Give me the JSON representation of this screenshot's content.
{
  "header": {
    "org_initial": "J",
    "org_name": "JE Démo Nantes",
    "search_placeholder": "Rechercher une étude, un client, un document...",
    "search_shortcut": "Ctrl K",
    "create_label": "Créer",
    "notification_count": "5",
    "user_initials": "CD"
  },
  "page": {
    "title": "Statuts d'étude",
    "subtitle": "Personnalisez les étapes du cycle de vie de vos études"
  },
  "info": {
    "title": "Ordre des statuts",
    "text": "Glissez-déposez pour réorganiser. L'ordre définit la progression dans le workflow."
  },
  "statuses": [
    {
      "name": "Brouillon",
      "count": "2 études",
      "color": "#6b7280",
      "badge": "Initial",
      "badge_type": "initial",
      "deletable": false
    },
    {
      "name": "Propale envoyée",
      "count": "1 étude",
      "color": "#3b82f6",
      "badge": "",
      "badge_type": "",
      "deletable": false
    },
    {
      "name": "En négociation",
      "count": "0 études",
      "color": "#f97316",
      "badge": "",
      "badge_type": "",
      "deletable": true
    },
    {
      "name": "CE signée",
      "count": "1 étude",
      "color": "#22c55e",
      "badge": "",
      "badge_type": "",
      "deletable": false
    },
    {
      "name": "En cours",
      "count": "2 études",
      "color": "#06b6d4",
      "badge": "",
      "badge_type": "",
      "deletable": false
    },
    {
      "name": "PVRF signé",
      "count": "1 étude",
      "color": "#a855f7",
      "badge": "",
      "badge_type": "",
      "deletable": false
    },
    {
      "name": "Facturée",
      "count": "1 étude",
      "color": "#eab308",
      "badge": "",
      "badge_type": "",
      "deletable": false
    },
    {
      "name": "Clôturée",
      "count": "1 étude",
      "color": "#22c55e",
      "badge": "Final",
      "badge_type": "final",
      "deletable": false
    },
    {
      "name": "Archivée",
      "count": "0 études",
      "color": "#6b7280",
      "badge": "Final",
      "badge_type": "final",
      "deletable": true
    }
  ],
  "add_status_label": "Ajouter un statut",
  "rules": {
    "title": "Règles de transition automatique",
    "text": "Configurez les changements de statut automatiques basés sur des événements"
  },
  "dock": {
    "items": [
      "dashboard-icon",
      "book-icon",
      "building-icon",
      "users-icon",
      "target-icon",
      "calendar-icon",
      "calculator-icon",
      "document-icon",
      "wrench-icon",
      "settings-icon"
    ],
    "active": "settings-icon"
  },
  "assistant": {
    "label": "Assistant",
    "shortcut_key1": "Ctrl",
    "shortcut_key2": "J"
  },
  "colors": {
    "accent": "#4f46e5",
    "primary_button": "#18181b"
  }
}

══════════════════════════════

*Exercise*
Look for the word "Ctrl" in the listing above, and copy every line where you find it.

*Task answer*
    "search_shortcut": "Ctrl K",
    "shortcut_key1": "Ctrl",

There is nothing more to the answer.